I wish I would have had some 00 buck but couldn't find any today. I can tell you shooting from the hip I was able to hit the target area on those same targets with a slug with consistency(4 of 5, the forth one was wide left...I know why that happened)...I guess that coulda been luck though.

First time I've ever shot that shotgun or slugs at a target. I was amazed at the accuracy and damage. I am hoping to get out next week early in the day and test patterns at that range and closer with a few different types of buckshot and some #1 to #4 shot.

I'm still not sure what I want to keep in it for HD, over penetration and collateral damage are huge concerns to me given my lack of experience with shotguns.

hogdogs
March 21, 2009, 02:17 AM
I will offer you the same thing... 7 days of preliminary shot gun primer... No less... ricochet is a rarity. If it occurs you violated one or more safe gun shooting rules. Concrete block walls are a possible ricochet risk but back stop and target acquisition rules mitigate this risk. A good shooter takes all these risks to mind and evaluates them as well as shot deformation etc...
Brent

Lee Lapin
March 21, 2009, 07:42 AM
hogdogs,

I was reading Elmer Keith's book on shotguns (yep, the old man wrote one of those too- Shotguns By Keith, http://www.worldcat.org/oclc/1354362 ). He tells a story of a #5 shot pellet bouncing back from a grouse and burying itself in his hunting parter's forehead. They theorized it bounced off a wingbone or the like, as there was nothing but clear air in front of the bird.

Every once in a geat while in shooting, weird things do happen. Louis Awerbuck told us in class of the time a 12 gauge slug fired by one of his students was deflected by the bill of a baseball cap 'worn' by a 3-D target. His point? Be prepared to fire again no matter what.

Strange stuff can happen- thus we all need to be minding all our Ps and Qs any time we have a firearm in hand. In a home defense situation, cover from incoming fire is usually going to be cover from riccochets as well- though even that might not always be true.

lpl

OLNfan
March 21, 2009, 11:39 AM
Well a few weeks ago I went and tested my groupins with slugs and buck shot. with 2 3/4 and 3 inch cartidges. but not at 5,10,20 feet. I went for 25-30-40-50 yrds witch buckshot using 000 and 00. with the slugs I went up to 80 yards (we had a range finder). We were shooting at targets we made more for penetration than groupings though.

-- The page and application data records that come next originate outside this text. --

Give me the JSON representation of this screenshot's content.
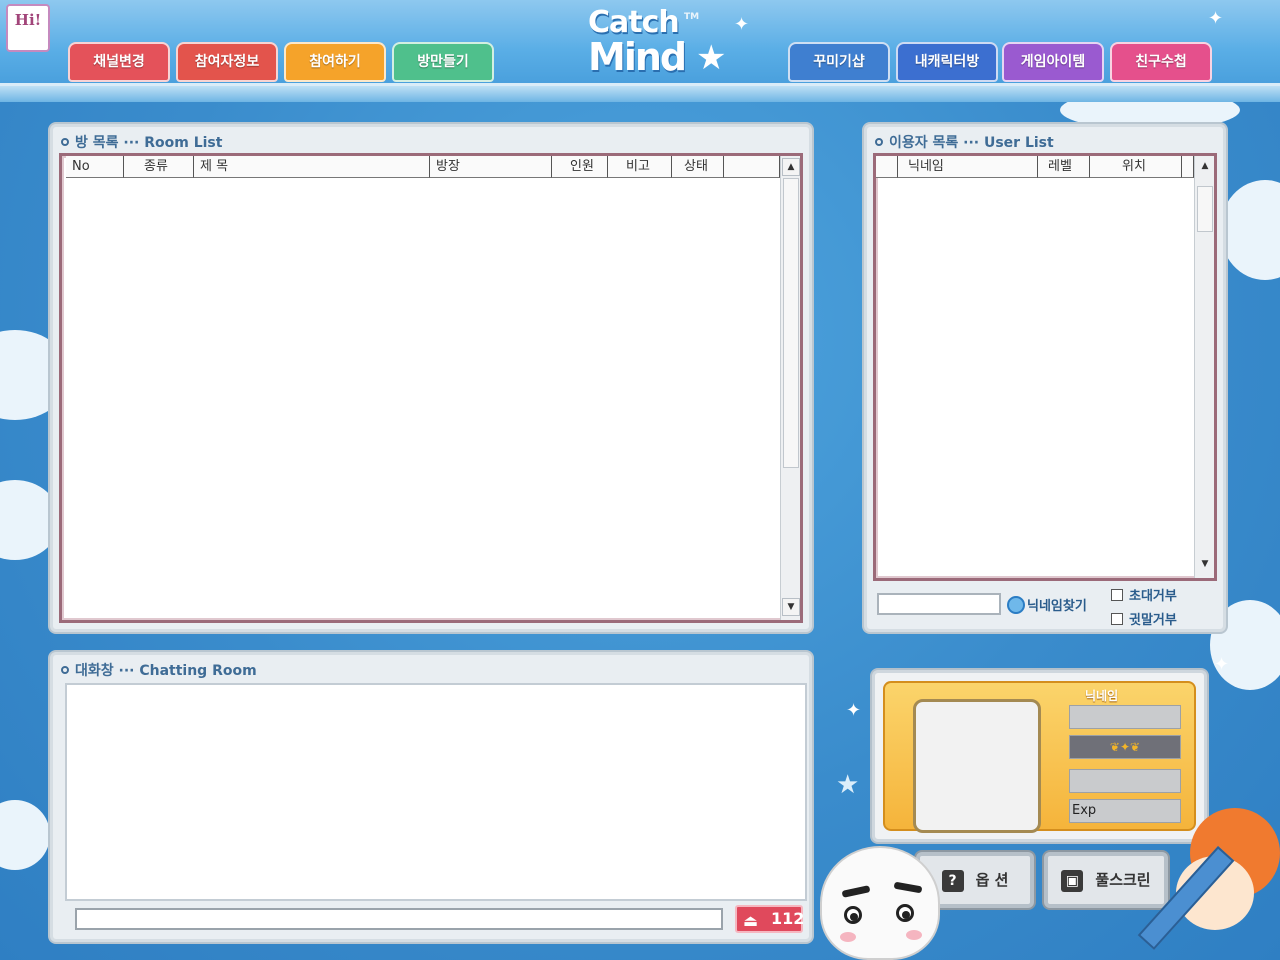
{
  "header": {
    "hi_logo": "Hi!",
    "tabs": [
      {
        "label": "채널변경",
        "color": "#e4525a"
      },
      {
        "label": "참여자정보",
        "color": "#e3544c"
      },
      {
        "label": "참여하기",
        "color": "#f5a32a"
      },
      {
        "label": "방만들기",
        "color": "#4fc08c"
      },
      {
        "label": "꾸미기샵",
        "color": "#3f7fd0"
      },
      {
        "label": "내캐릭터방",
        "color": "#3c6fd0"
      },
      {
        "label": "게임아이템",
        "color": "#9a5ad0"
      },
      {
        "label": "친구수첩",
        "color": "#e5508c"
      }
    ],
    "logo_line1": "Catch",
    "logo_line2": "Mind",
    "logo_tm": "TM"
  },
  "room_list": {
    "title": "방 목록 ··· Room List",
    "columns": [
      "No",
      "종류",
      "제   목",
      "방장",
      "인원",
      "비고",
      "상태"
    ]
  },
  "user_list": {
    "title": "이용자 목록 ··· User List",
    "columns": [
      "닉네임",
      "레벨",
      "위치"
    ],
    "search_label": "닉네임찾기",
    "invite_refuse": "초대거부",
    "whisper_refuse": "귓말거부"
  },
  "chat": {
    "title": "대화창 ··· Chatting Room",
    "badge_count": "112"
  },
  "profile": {
    "nick_label": "닉네임",
    "exp_label": "Exp"
  },
  "buttons": {
    "options": "옵   션",
    "fullscreen": "풀스크린"
  }
}
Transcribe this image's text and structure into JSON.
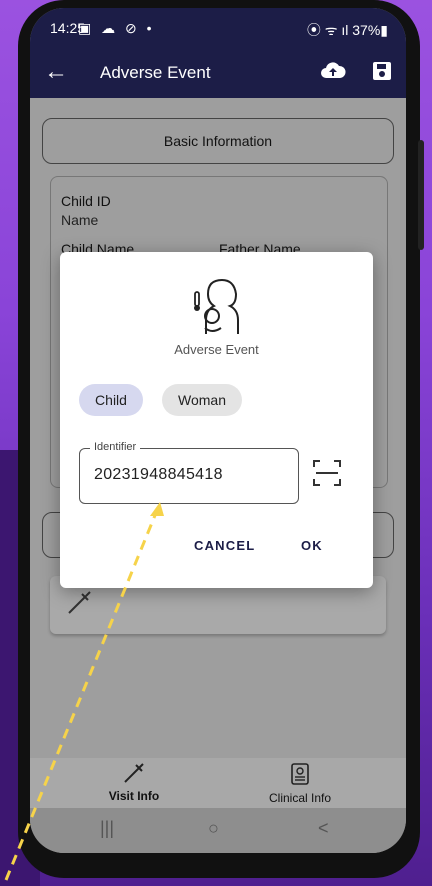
{
  "status_bar": {
    "time": "14:25",
    "left_icons": "▣ ☁ ⊘ •",
    "right_icons": "⦿ ᯤ ıl 37%▮"
  },
  "app_bar": {
    "title": "Adverse Event",
    "icons": [
      "back-arrow-icon",
      "cloud-upload-icon",
      "save-icon"
    ]
  },
  "form": {
    "basic_info_label": "Basic Information",
    "child_id_label": "Child ID",
    "child_id_value": "Name",
    "child_name_label": "Child Name",
    "father_name_label": "Father Name"
  },
  "dialog": {
    "title": "Adverse Event",
    "chips": {
      "child": "Child",
      "woman": "Woman"
    },
    "identifier_label": "Identifier",
    "identifier_value": "20231948845418",
    "cancel_label": "CANCEL",
    "ok_label": "OK"
  },
  "bottom_nav": {
    "visit_info": "Visit Info",
    "clinical_info": "Clinical Info"
  },
  "system_nav": {
    "recents": "|||",
    "home": "○",
    "back": "<"
  },
  "colors": {
    "appbar": "#1c1d47",
    "chip_selected": "#d6d8ef",
    "background": "#9b52e0"
  }
}
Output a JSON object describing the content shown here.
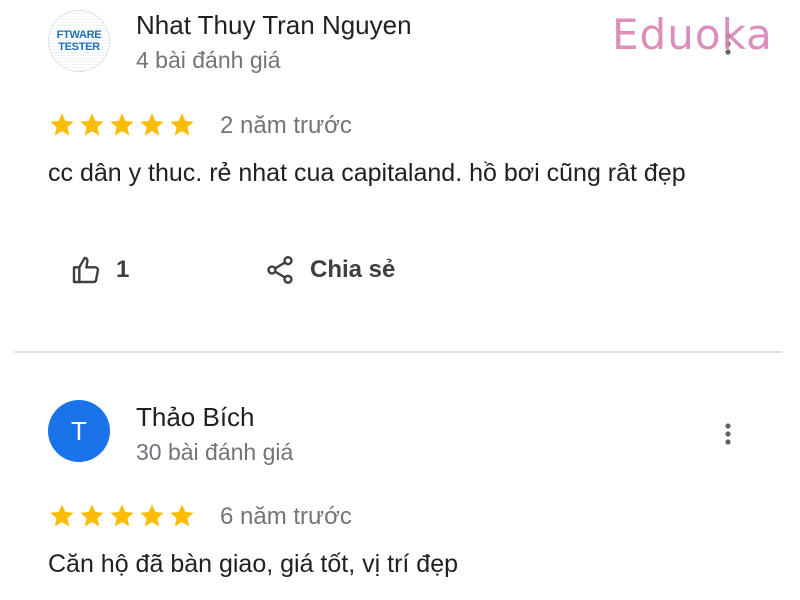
{
  "watermark": "Eduoka",
  "reviews": [
    {
      "author": "Nhat Thuy Tran Nguyen",
      "review_count": "4 bài đánh giá",
      "avatar_logo_line1": "FTWARE",
      "avatar_logo_line2": "TESTER",
      "rating": 5,
      "time": "2 năm trước",
      "text": "cc dân y thuc. rẻ nhat cua capitaland. hồ bơi cũng rât đẹp",
      "like_count": "1",
      "share_label": "Chia sẻ"
    },
    {
      "author": "Thảo Bích",
      "review_count": "30 bài đánh giá",
      "avatar_initial": "T",
      "avatar_color": "#1a73e8",
      "rating": 5,
      "time": "6 năm trước",
      "text": "Căn hộ đã bàn giao, giá tốt, vị trí đẹp"
    }
  ],
  "colors": {
    "star": "#fbbc04",
    "secondary_text": "#70757a",
    "watermark": "#d982b5"
  },
  "icons": [
    "thumbs-up-icon",
    "share-icon",
    "more-vert-icon",
    "star-icon"
  ]
}
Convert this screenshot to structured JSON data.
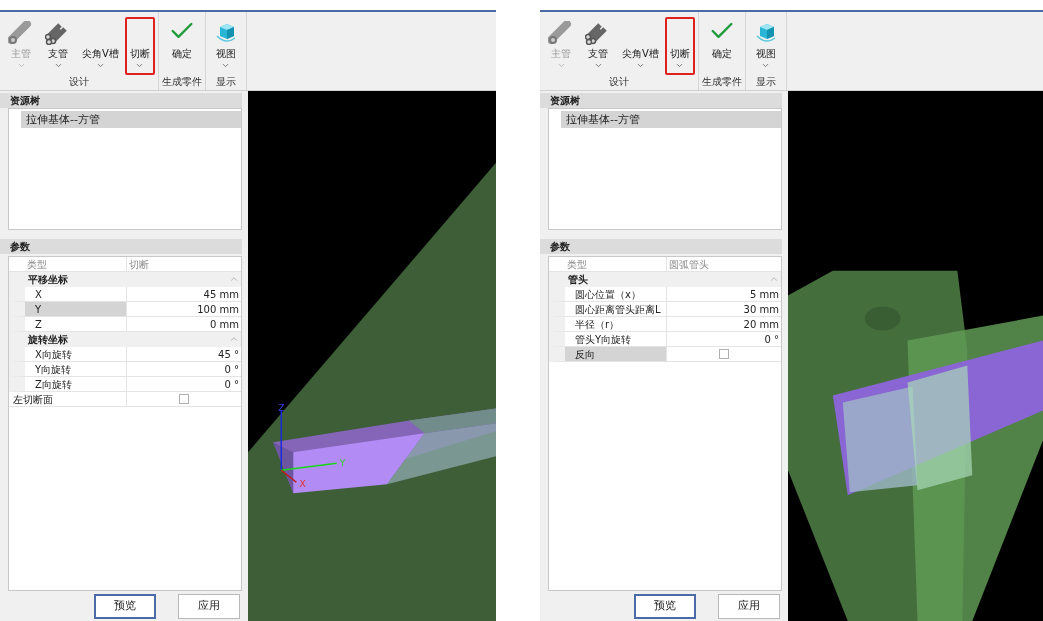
{
  "panels": [
    {
      "toolbar": {
        "groups": [
          {
            "label": "设计",
            "buttons": [
              {
                "label": "主管",
                "kind": "main-pipe",
                "caret": true,
                "disabled": true,
                "highlighted": false
              },
              {
                "label": "支管",
                "kind": "branch-pipe",
                "caret": true,
                "disabled": false,
                "highlighted": false
              },
              {
                "label": "尖角V槽",
                "kind": "text",
                "caret": true,
                "disabled": false,
                "highlighted": false
              },
              {
                "label": "切断",
                "kind": "text",
                "caret": true,
                "disabled": false,
                "highlighted": true
              }
            ]
          },
          {
            "label": "生成零件",
            "buttons": [
              {
                "label": "确定",
                "kind": "confirm",
                "caret": false,
                "disabled": false,
                "highlighted": false
              }
            ]
          },
          {
            "label": "显示",
            "buttons": [
              {
                "label": "视图",
                "kind": "view",
                "caret": true,
                "disabled": false,
                "highlighted": false
              }
            ]
          }
        ]
      },
      "tree": {
        "title": "资源树",
        "items": [
          {
            "label": "拉伸基体--方管",
            "selected": true
          }
        ]
      },
      "params": {
        "title": "参数",
        "rows": [
          {
            "kind": "type",
            "label": "类型",
            "value": "切断"
          },
          {
            "kind": "group",
            "label": "平移坐标",
            "expanded": true,
            "children": [
              {
                "kind": "field",
                "label": "X",
                "value": "45 mm",
                "selected": false
              },
              {
                "kind": "field",
                "label": "Y",
                "value": "100 mm",
                "selected": true
              },
              {
                "kind": "field",
                "label": "Z",
                "value": "0 mm",
                "selected": false
              }
            ]
          },
          {
            "kind": "group",
            "label": "旋转坐标",
            "expanded": true,
            "children": [
              {
                "kind": "field",
                "label": "X向旋转",
                "value": "45 °",
                "selected": false
              },
              {
                "kind": "field",
                "label": "Y向旋转",
                "value": "0 °",
                "selected": false
              },
              {
                "kind": "field",
                "label": "Z向旋转",
                "value": "0 °",
                "selected": false
              }
            ]
          },
          {
            "kind": "checkbox",
            "label": "左切断面",
            "checked": false,
            "selected": false
          }
        ]
      },
      "viewport": {
        "kind": "cut",
        "axis_labels": [
          "Z",
          "Y",
          "X"
        ]
      },
      "buttons": [
        {
          "label": "预览",
          "focused": true
        },
        {
          "label": "应用",
          "focused": false
        }
      ]
    },
    {
      "toolbar": {
        "groups": [
          {
            "label": "设计",
            "buttons": [
              {
                "label": "主管",
                "kind": "main-pipe",
                "caret": true,
                "disabled": true,
                "highlighted": false
              },
              {
                "label": "支管",
                "kind": "branch-pipe",
                "caret": true,
                "disabled": false,
                "highlighted": false
              },
              {
                "label": "尖角V槽",
                "kind": "text",
                "caret": true,
                "disabled": false,
                "highlighted": false
              },
              {
                "label": "切断",
                "kind": "text",
                "caret": true,
                "disabled": false,
                "highlighted": true
              }
            ]
          },
          {
            "label": "生成零件",
            "buttons": [
              {
                "label": "确定",
                "kind": "confirm",
                "caret": false,
                "disabled": false,
                "highlighted": false
              }
            ]
          },
          {
            "label": "显示",
            "buttons": [
              {
                "label": "视图",
                "kind": "view",
                "caret": true,
                "disabled": false,
                "highlighted": false
              }
            ]
          }
        ]
      },
      "tree": {
        "title": "资源树",
        "items": [
          {
            "label": "拉伸基体--方管",
            "selected": true
          }
        ]
      },
      "params": {
        "title": "参数",
        "rows": [
          {
            "kind": "type",
            "label": "类型",
            "value": "圆弧管头"
          },
          {
            "kind": "group",
            "label": "管头",
            "expanded": true,
            "children": [
              {
                "kind": "field",
                "label": "圆心位置（x）",
                "value": "5 mm",
                "selected": false
              },
              {
                "kind": "field",
                "label": "圆心距离管头距离L",
                "value": "30 mm",
                "selected": false
              },
              {
                "kind": "field",
                "label": "半径（r）",
                "value": "20 mm",
                "selected": false
              },
              {
                "kind": "field",
                "label": "管头Y向旋转",
                "value": "0 °",
                "selected": false
              },
              {
                "kind": "checkbox",
                "label": "反向",
                "checked": false,
                "selected": true
              }
            ]
          }
        ]
      },
      "viewport": {
        "kind": "arc-end"
      },
      "buttons": [
        {
          "label": "预览",
          "focused": true
        },
        {
          "label": "应用",
          "focused": false
        }
      ]
    }
  ]
}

We had 8 1/2" X 11" (regular piece of paper stacked 5 inchs thick. With 2 inches thick wood frame around it. I made targets like cause if it penetrated that then it would eaisly penetrate the hyde etc of a bear. needless to say the buckshot didnt live up to my expectations.

both were in the same ball park im not going to preech my findings 100%

00 25 yds: 8 pellets For sure entry holes, and only 1 was stuck, pulled it out after.
00 30 yrds: 4-6 pellets for sure entry holes, 4 exit holes
00 40 yrds: 1-3 pellets hit it didnt go through
00 50 yrds: 1 pellet hit didnt stick in, ricchoted off, in a safe direction.

I wont bother with the 2 3/4 000 or the 3 inch 00 and 000. all pretty identical. (this is off memory I didnt write it down hence the #-#)


so 5.10.20 feet Id imagen tear **** up! your grouping would be great haha. unless your hall way is longer than 30yrds hah then Id worry, for stray shots.

hogdogs
March 21, 2009, 01:15 PM
Lee, you and the writer are 100% correct. By mitigate i do not mean "remove possibility from the equation" I just mean that the risk is minimized...
Nothing about a fire arm is guaranteed safe. It is literally an explosion in a controlled environ with devastating projectile flying at super high speed... It just drools possible accident/incident. It is up to us to reduce the risk the best we can...
Brent

zippy13
March 21, 2009, 01:39 PM
Garage Dog et al

Let's not forget our forum's sticky on patterns: Al Thompson's Baseline Data... . If you've been doing pattern testing, please post your findings there to share will all.